1 / 5 (2) May 04, 2009
This is not anything new.. researchers have been playing with Gold nanoparticles for the purpose of fighting and killing cancer cells since at least the 90's. The biggest difference is that these researchers used the geometry of their nanoparticle as the functional tumor locator, and the past researchers had grafted a molecule/protein to the nanoparticle which was responsive to the tumor cells and would attach themselves to only the tumor cells directly. After hearing about this kind of ongoing research for over a decade now, the question needs to be asked: When will this be a viable option on the market?? What is taking so long??
enantiomer2000
not rated yet May 04, 2009
"What is taking so long??"

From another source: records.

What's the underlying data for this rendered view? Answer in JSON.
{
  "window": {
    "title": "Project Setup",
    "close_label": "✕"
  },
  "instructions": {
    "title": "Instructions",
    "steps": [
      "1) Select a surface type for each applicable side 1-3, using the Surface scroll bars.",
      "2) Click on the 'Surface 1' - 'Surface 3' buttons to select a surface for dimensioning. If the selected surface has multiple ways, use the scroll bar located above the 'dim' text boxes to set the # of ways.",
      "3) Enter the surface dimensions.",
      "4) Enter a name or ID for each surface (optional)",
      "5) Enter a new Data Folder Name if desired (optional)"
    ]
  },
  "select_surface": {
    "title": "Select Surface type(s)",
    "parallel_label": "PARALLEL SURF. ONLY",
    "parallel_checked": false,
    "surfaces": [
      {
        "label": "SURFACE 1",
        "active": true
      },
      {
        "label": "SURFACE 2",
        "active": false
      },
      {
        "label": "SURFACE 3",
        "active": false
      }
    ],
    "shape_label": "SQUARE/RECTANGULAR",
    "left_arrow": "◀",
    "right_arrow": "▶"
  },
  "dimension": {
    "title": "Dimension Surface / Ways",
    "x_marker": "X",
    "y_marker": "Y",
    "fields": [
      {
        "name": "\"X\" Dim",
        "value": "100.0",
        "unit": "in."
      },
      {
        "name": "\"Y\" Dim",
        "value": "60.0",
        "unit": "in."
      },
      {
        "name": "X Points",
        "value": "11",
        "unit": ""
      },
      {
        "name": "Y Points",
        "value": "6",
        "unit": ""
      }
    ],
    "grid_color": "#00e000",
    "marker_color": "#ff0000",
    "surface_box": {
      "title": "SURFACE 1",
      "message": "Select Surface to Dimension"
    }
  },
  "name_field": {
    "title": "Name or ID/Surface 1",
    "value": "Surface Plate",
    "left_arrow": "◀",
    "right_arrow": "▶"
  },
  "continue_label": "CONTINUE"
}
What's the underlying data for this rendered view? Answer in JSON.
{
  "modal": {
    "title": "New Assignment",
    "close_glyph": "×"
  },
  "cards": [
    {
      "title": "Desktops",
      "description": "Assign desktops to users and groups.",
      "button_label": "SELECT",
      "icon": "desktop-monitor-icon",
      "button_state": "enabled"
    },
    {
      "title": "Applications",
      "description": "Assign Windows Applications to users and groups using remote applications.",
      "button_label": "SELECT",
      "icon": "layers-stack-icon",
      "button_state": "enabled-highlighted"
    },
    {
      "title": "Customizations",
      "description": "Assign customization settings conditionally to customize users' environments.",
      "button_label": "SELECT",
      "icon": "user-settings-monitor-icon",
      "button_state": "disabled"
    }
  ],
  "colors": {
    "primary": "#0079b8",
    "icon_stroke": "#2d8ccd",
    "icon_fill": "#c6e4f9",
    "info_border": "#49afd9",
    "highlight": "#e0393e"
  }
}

Probably the ridiculously lengthy testing phases that companies must go through. Treatments such as this could very quickly cure save tens of thousands of people from death, but regulatory processes are guaranteed to hold it back.
Tangent2
1 / 5 (1) May 05, 2009
"Probably the ridiculously lengthy testing phases that companies must go through."

Perhaps this is true but to this extent? I have trouble beleiving that.. over a decade and still in testing? wow.
milz
not rated yet May 05, 2009
dang, I dig those gold nanoparticles. So many uses for these tiny bastards.

Well I guess injecting gold particles into a human body has a lot of constraints and factors that need to be taken care of. Plus, we haven't yet heard of an ACTUAL cancer treatment using Plasmonic Photothermal Therapy (which is what this technique is called) just yet, or have we ?
djayspooky
not rated yet May 08, 2009
will the heating up of nanorods cause any potential increase or anyother unwanted changes in the total body temprature and/or total body biochemsitry?
just a question
Fazer
not rated yet May 10, 2009
I drank a fifth of Goldschlager, then tried to operate on my brain with my infrared TV remote, it didn't seem to work, so maybe my headache wasn't a tumor after all.

Okay, seriously, I wonder what the dangers of self treatment/experimentation would be? Obviously, destroying the liver and spleen, and perhaps toxicity issues, but if you knew what you were doing and were faced with a malignant tumor, would you take the chance to demonstrate a test case?